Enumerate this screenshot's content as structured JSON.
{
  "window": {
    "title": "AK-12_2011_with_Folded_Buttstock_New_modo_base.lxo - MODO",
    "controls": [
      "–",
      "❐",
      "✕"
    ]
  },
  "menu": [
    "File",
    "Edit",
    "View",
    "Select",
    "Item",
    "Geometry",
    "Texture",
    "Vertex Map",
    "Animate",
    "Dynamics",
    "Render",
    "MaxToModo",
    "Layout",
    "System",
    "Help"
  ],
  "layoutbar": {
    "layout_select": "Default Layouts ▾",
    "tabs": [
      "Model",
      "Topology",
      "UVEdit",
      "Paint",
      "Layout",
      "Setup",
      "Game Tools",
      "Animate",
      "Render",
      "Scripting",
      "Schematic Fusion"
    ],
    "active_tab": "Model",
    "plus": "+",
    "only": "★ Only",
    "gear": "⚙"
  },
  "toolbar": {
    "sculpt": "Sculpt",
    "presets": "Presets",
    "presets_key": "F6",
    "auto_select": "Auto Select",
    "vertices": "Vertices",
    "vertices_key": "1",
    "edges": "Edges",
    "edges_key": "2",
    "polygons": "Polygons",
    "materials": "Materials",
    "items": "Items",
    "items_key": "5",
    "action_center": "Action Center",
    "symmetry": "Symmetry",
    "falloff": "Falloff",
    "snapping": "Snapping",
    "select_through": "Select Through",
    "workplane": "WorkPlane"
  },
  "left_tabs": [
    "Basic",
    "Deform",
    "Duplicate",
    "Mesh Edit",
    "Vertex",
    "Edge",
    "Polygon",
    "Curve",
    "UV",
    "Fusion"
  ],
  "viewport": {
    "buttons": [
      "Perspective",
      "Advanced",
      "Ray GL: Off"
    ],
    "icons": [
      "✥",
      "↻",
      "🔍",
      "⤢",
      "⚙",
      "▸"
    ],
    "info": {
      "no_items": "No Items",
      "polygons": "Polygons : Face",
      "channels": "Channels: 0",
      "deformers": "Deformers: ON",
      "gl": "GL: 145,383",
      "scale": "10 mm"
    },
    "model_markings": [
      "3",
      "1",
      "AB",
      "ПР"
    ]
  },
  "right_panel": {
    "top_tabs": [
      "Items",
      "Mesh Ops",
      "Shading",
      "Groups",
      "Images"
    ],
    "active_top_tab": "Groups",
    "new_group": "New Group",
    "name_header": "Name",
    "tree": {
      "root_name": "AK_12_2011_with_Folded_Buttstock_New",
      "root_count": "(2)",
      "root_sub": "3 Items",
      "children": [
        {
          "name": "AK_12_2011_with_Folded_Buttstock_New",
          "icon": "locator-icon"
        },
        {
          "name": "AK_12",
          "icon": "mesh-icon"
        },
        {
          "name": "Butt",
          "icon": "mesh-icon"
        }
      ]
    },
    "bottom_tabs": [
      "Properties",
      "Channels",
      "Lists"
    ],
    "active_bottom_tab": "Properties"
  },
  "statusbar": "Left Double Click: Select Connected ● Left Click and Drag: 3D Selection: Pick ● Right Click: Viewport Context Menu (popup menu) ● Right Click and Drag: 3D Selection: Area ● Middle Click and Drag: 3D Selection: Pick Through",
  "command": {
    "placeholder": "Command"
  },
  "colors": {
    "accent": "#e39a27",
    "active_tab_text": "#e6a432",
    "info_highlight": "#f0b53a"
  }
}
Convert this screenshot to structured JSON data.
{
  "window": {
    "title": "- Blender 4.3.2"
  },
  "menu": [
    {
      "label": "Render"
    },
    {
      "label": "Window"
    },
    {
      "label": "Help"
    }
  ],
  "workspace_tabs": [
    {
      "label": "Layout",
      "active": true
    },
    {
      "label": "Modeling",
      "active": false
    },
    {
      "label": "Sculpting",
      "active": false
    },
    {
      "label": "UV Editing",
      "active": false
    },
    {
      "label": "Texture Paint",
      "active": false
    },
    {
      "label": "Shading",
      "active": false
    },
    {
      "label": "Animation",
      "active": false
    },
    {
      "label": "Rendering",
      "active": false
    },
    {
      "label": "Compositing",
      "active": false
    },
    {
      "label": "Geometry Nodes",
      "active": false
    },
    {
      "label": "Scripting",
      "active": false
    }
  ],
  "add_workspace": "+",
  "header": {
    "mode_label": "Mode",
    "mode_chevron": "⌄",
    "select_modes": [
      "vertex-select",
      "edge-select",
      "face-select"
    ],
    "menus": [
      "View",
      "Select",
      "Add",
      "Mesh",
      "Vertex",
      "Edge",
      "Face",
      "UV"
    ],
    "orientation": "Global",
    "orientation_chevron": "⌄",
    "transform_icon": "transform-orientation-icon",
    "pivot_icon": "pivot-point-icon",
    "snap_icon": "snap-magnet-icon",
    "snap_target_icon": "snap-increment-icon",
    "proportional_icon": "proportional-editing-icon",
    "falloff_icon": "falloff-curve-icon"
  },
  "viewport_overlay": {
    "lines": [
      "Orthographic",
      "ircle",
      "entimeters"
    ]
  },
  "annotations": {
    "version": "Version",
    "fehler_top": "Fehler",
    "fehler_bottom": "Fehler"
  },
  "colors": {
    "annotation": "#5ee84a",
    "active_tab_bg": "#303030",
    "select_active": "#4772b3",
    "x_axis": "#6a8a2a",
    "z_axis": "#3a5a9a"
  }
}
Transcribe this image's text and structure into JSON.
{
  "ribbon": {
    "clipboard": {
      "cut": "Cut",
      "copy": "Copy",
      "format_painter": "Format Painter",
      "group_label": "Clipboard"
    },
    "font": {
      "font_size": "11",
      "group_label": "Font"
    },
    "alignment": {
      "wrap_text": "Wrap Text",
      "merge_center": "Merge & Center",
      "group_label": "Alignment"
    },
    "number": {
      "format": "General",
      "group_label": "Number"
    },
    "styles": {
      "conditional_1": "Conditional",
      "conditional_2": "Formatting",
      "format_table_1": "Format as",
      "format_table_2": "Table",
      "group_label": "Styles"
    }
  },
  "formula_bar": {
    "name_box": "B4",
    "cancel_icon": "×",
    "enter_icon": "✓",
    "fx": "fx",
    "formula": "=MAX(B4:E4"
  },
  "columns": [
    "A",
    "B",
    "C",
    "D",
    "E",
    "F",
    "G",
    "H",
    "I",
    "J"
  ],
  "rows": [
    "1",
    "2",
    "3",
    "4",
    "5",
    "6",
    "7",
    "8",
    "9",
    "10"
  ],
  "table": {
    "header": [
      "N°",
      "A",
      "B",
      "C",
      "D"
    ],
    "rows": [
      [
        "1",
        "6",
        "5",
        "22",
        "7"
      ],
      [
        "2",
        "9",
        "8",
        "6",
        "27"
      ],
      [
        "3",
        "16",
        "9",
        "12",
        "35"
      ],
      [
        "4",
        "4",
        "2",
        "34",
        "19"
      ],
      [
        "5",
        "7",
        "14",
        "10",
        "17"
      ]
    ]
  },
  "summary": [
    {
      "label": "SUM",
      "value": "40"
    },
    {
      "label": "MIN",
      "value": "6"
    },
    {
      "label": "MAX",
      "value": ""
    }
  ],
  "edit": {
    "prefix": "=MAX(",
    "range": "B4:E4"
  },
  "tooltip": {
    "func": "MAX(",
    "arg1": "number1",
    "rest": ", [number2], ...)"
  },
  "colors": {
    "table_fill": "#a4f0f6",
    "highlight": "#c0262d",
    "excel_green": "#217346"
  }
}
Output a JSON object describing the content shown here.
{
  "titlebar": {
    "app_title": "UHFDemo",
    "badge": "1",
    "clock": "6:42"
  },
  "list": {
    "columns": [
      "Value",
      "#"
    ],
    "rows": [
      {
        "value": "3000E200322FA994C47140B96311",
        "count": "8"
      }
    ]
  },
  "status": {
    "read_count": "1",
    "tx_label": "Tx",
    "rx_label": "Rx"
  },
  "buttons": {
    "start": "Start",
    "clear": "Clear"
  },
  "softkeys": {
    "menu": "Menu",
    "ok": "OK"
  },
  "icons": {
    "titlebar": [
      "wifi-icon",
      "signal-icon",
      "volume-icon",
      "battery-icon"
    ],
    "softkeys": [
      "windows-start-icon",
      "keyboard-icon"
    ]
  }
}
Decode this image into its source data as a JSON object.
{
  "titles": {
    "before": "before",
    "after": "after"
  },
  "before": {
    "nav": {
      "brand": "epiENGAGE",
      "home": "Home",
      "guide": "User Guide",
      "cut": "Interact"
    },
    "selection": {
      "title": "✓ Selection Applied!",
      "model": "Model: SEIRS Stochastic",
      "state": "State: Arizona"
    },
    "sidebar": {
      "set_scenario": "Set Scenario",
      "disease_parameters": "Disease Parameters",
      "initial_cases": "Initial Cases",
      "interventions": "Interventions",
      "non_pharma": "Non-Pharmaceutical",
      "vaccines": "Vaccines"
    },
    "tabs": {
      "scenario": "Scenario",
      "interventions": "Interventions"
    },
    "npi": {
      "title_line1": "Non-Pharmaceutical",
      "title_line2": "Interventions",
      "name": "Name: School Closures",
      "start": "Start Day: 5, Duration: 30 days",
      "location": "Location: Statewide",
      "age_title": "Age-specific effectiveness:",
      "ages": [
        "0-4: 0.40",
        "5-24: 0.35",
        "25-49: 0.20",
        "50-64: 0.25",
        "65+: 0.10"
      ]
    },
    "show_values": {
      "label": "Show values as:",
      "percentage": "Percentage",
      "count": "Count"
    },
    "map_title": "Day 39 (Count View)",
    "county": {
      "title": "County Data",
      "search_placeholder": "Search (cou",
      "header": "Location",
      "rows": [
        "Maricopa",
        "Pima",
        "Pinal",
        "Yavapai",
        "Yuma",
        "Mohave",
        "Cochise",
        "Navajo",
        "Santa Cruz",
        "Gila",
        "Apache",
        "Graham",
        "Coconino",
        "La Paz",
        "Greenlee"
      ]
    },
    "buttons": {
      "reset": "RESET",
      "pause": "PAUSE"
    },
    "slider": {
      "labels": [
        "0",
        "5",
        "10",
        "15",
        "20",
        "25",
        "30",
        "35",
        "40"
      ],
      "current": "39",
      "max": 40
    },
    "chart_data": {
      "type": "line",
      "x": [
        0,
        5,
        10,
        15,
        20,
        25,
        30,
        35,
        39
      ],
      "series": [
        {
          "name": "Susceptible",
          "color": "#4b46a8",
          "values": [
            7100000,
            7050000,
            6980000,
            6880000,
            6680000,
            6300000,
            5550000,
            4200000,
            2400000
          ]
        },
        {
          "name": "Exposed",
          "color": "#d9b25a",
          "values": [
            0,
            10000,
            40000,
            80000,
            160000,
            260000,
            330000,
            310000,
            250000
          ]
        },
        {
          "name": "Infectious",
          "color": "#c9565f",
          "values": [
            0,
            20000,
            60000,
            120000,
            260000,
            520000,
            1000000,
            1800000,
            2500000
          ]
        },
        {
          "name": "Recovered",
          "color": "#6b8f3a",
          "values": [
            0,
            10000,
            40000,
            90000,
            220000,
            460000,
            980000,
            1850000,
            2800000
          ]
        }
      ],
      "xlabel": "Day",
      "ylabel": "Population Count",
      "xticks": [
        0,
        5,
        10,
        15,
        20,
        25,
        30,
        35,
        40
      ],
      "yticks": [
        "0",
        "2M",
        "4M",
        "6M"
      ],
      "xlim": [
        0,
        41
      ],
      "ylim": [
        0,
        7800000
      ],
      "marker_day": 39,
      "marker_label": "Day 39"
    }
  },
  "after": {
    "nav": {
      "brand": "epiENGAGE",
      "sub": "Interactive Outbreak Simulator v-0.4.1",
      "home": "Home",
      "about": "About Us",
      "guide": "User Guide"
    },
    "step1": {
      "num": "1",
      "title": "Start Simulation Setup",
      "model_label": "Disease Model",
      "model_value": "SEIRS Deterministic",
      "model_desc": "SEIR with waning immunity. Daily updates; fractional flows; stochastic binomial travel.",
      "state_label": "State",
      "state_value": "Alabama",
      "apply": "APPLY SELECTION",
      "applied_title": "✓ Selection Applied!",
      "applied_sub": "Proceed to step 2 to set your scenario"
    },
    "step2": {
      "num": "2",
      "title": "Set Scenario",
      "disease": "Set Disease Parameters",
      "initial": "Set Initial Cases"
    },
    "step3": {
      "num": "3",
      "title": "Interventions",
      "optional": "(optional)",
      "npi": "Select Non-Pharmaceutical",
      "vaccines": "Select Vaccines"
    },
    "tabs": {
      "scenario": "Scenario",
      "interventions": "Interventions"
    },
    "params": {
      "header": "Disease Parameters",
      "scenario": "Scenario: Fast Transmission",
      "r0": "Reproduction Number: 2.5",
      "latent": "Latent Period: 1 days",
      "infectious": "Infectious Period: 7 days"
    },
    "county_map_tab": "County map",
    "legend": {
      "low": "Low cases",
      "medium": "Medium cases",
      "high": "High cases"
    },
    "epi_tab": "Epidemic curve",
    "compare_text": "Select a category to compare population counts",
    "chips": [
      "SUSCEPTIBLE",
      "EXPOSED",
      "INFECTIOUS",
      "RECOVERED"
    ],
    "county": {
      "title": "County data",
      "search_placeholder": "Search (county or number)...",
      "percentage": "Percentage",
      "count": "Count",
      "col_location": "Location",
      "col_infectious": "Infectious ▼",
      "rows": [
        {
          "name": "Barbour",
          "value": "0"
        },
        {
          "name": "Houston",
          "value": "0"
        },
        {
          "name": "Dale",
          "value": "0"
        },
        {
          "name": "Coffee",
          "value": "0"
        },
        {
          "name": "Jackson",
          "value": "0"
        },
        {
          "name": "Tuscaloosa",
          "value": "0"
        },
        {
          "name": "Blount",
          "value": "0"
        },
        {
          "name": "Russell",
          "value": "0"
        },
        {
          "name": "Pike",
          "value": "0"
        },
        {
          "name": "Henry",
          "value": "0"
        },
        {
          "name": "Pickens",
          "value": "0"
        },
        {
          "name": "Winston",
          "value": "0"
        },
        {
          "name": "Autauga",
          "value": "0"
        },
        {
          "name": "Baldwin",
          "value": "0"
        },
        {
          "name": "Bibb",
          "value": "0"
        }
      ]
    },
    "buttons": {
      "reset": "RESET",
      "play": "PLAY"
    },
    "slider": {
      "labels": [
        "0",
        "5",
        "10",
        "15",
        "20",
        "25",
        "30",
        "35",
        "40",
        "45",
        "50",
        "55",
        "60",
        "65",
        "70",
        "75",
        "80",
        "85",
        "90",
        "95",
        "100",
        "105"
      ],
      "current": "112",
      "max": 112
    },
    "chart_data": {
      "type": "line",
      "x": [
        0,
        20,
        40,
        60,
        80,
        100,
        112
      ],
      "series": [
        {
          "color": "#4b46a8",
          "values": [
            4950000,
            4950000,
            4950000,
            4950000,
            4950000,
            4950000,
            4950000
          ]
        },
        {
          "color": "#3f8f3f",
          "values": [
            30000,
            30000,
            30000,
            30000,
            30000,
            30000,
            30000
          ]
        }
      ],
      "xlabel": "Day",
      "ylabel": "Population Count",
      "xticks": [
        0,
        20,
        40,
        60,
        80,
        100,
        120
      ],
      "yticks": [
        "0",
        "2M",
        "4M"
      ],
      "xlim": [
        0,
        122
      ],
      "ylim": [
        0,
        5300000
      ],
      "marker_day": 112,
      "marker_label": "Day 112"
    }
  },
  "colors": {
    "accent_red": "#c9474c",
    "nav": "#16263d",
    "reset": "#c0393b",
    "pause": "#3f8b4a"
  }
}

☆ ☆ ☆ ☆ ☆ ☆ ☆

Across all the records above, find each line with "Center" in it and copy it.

RESPONSE TO THIS TASK ->
    "action_center": "Action Center",
      "merge_center": "Merge & Center",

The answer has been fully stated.